I have had very little contact with graph theory in the time since I graduated. As an undergraduate I used Robin Wilson's Introduction to Graph Theory, and I am now using it as the basis of my course. I remember enjoying the book in my youth, and finding it approachable, but I don't remember finding the material as straightforward as it now seems. (My students aren't finding it entirely straightforward, either, but that may be my fault.)
Why is this? I don't think I'm a better mathematician than I was 35 years ago. In terms of solving exam questions, I would not perform as I did when I was twenty. Even with practice, I am sure I could not get back to that level, and not only because I no longer value that kind of cleverness enough to put the effort in. I now have a much better general understanding of mathematics and how it all fits together, but I no longer have the ability to master detail that I once did.

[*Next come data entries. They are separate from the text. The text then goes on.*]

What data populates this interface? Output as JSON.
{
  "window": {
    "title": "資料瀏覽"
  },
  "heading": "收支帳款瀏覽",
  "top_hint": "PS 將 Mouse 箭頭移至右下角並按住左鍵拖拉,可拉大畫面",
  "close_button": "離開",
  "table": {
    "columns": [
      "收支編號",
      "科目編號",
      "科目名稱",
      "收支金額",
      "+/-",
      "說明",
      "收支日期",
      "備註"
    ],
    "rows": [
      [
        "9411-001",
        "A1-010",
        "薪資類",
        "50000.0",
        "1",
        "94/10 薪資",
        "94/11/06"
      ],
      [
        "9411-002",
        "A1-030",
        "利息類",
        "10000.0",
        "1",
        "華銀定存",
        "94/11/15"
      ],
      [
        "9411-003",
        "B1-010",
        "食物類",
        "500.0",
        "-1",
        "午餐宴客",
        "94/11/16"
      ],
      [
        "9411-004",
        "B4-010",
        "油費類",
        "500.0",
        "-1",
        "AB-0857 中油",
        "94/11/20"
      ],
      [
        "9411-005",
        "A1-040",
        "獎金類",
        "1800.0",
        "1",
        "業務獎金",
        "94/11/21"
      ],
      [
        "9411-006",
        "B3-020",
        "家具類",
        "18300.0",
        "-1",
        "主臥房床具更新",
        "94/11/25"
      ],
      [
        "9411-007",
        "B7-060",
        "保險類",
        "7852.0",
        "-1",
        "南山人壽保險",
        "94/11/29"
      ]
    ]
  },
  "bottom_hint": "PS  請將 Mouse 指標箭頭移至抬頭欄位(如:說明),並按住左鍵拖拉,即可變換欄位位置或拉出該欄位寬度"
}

Perhaps Wilson's book (which has gone through four more editions since my undergraduate days) has improved, but, with all due respect to its distinguished author, I doubt if it has really changed sufficiently to make a difference. (Pure mathematics doesn't change much: theorems that are proved generally remain proved, the Four-Colour Theorem notwithstanding.)
Learning mathematics takes time, and it has always astonished me how much better I understand material when I go back to it, months or years later, than when I first studied it. As John von Neumann is said to have told a student who complained that they didn't understand a piece of mathematics, "You don't understand mathematics, laddie, you get used to it." Even if I haven't looked at Philip Hall's Marriage Theorem, for example, for 35 years, the proof seems much simpler to me now than it did when I was first immersed in the subject area.
Perhaps I am misremembering my difficulties as a student: perhaps I didn't find it as difficult as I now remember it. Certainly I had little understanding of how an area of mathematics fitted together: my learning at University consisted of reading strings of definitions and theorems, with little idea where it was all going, making sure I understood each result before going on to the next one, until, perhaps, in the last lecture of the course the lecturer would say something like "and so we have now classified all Lie algebras" and I would suddenly find out what the point of it all had been. I now feel that I would have been a much more effective mathematician if I had read more superficially, skipping proofs until I understood the context, but since got good marks as an undergraduate I had no incentive to adopt what I now feel would have been a much better strategy.
But I think it is the case with mathematics, much more than with many other disciplines, that time is essential to understanding. Things we struggle with become much simpler when we return to them months later. This is why modularisation of mathematics studies is so pernicious. Examining students in the same semester as they have learned an advanced mathematics topic is, I feel, grossly unfair. It forces our exams to be superficial and makes it impossible to test deep understanding. At least, although my graph theory course finishes in December, the exam is not till May. I suspect my students don't like that, but they are likely to do much better than if they faced the same exam immediately after the final lecture.